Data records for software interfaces
[Start of section]

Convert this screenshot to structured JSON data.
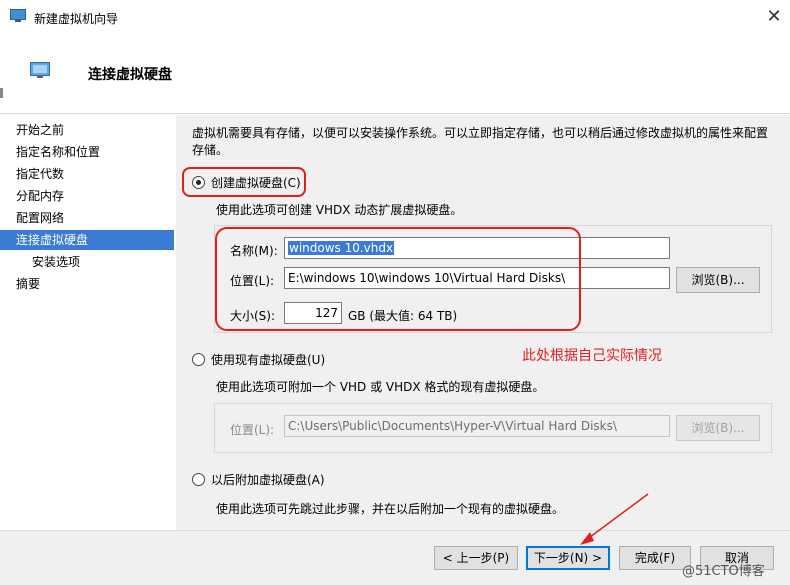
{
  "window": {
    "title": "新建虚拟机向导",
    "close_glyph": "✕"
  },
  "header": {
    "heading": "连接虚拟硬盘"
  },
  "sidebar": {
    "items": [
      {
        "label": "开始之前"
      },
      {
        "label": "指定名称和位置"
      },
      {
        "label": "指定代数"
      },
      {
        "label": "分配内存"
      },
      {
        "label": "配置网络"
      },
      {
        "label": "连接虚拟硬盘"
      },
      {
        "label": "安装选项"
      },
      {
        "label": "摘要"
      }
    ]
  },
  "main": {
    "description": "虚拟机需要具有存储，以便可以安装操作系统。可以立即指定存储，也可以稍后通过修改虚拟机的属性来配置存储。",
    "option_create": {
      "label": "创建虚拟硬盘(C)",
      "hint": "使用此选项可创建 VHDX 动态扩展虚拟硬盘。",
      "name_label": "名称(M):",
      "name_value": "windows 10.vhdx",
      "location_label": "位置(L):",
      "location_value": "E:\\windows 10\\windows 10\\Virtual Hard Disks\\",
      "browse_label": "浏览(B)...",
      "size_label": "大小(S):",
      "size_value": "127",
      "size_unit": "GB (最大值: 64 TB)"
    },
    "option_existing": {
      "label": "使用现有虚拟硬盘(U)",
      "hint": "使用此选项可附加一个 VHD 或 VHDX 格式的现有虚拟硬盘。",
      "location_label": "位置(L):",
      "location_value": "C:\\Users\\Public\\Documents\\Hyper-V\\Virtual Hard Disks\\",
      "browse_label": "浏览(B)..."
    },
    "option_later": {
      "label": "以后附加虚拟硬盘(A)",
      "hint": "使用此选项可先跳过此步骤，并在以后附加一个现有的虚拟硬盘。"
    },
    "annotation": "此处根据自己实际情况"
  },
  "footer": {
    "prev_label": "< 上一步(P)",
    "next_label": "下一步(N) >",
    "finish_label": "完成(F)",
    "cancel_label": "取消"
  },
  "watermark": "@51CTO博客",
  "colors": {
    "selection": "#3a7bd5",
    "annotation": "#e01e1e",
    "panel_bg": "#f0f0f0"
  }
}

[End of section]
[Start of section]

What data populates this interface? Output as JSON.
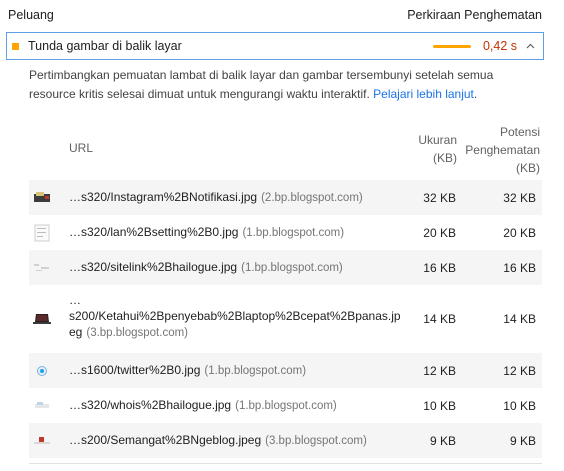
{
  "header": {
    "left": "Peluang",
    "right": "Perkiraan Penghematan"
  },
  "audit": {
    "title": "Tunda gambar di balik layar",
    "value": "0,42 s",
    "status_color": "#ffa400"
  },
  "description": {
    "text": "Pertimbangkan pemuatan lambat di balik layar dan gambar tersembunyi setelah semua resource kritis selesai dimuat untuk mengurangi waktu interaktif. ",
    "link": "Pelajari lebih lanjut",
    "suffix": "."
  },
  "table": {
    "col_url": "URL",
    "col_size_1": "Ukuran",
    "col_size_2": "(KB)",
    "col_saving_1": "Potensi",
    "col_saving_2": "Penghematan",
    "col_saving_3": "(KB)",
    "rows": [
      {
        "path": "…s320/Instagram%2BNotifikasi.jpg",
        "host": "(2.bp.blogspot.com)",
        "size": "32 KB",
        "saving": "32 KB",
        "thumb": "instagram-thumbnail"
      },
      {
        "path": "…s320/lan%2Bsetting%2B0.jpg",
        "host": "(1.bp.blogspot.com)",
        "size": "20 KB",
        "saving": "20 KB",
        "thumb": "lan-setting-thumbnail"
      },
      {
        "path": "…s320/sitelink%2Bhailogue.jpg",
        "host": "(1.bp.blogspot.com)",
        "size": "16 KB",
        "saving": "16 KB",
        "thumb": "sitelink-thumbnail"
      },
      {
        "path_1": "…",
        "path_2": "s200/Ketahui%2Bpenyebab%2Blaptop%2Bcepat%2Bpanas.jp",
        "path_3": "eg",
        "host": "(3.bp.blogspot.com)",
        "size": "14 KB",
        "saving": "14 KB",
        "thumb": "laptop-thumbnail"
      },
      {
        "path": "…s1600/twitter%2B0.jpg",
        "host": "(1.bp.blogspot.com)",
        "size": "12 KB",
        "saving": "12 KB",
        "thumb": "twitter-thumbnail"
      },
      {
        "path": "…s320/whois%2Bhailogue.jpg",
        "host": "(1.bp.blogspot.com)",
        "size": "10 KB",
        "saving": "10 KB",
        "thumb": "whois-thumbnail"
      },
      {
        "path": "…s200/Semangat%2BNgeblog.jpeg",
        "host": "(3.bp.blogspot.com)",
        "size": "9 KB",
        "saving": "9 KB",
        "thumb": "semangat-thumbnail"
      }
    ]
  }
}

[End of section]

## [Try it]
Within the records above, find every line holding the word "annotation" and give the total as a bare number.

## [Reply]
2